Character for character, give back every line below.

### Data records

==========

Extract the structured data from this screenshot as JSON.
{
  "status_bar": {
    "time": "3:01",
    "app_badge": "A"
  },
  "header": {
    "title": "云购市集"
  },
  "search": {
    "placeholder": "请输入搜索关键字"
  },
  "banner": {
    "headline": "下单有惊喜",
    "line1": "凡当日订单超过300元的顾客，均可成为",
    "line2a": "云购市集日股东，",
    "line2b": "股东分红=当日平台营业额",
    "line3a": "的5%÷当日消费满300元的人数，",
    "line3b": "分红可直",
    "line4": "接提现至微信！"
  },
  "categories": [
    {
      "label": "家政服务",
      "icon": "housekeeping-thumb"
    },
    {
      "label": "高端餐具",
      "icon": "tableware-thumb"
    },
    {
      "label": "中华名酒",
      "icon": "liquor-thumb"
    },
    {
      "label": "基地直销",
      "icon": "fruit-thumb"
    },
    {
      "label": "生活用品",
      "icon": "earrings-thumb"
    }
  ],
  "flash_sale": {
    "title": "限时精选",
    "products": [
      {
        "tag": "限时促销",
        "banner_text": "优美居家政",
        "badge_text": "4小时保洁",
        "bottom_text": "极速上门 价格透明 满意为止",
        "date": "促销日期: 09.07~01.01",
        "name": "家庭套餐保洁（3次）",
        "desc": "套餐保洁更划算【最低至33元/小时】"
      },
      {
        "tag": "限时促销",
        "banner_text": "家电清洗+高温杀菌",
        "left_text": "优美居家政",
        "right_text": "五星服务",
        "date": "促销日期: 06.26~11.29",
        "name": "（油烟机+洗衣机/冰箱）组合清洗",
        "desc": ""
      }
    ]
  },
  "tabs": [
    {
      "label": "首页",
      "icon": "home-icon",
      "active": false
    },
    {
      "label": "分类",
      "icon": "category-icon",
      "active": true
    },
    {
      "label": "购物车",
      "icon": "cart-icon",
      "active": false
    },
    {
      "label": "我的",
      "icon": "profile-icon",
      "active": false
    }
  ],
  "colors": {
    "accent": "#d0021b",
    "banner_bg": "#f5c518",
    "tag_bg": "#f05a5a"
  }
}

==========

### Result of this exercise
Extract the structured data from this screenshot as JSON.
{
  "status_bar": {
    "time": "3:01",
    "app_badge": "A"
  },
  "header": {
    "title": "云购市集"
  },
  "search": {
    "placeholder": "请输入搜索关键字"
  },
  "banner": {
    "headline": "下单有惊喜",
    "line1": "凡当日订单超过300元的顾客，均可成为",
    "line2a": "云购市集日股东，",
    "line2b": "股东分红=当日平台营业额",
    "line3a": "的5%÷当日消费满300元的人数，",
    "line3b": "分红可直",
    "line4": "接提现至微信！"
  },
  "categories": [
    {
      "label": "家政服务",
      "icon": "housekeeping-thumb"
    },
    {
      "label": "高端餐具",
      "icon": "tableware-thumb"
    },
    {
      "label": "中华名酒",
      "icon": "liquor-thumb"
    },
    {
      "label": "基地直销",
      "icon": "fruit-thumb"
    },
    {
      "label": "生活用品",
      "icon": "earrings-thumb"
    }
  ],
  "flash_sale": {
    "title": "限时精选",
    "products": [
      {
        "tag": "限时促销",
        "banner_text": "优美居家政",
        "badge_text": "4小时保洁",
        "bottom_text": "极速上门 价格透明 满意为止",
        "date": "促销日期: 09.07~01.01",
        "name": "家庭套餐保洁（3次）",
        "desc": "套餐保洁更划算【最低至33元/小时】"
      },
      {
        "tag": "限时促销",
        "banner_text": "家电清洗+高温杀菌",
        "left_text": "优美居家政",
        "right_text": "五星服务",
        "date": "促销日期: 06.26~11.29",
        "name": "（油烟机+洗衣机/冰箱）组合清洗",
        "desc": ""
      }
    ]
  },
  "tabs": [
    {
      "label": "首页",
      "icon": "home-icon",
      "active": false
    },
    {
      "label": "分类",
      "icon": "category-icon",
      "active": true
    },
    {
      "label": "购物车",
      "icon": "cart-icon",
      "active": false
    },
    {
      "label": "我的",
      "icon": "profile-icon",
      "active": false
    }
  ],
  "colors": {
    "accent": "#d0021b",
    "banner_bg": "#f5c518",
    "tag_bg": "#f05a5a"
  }
}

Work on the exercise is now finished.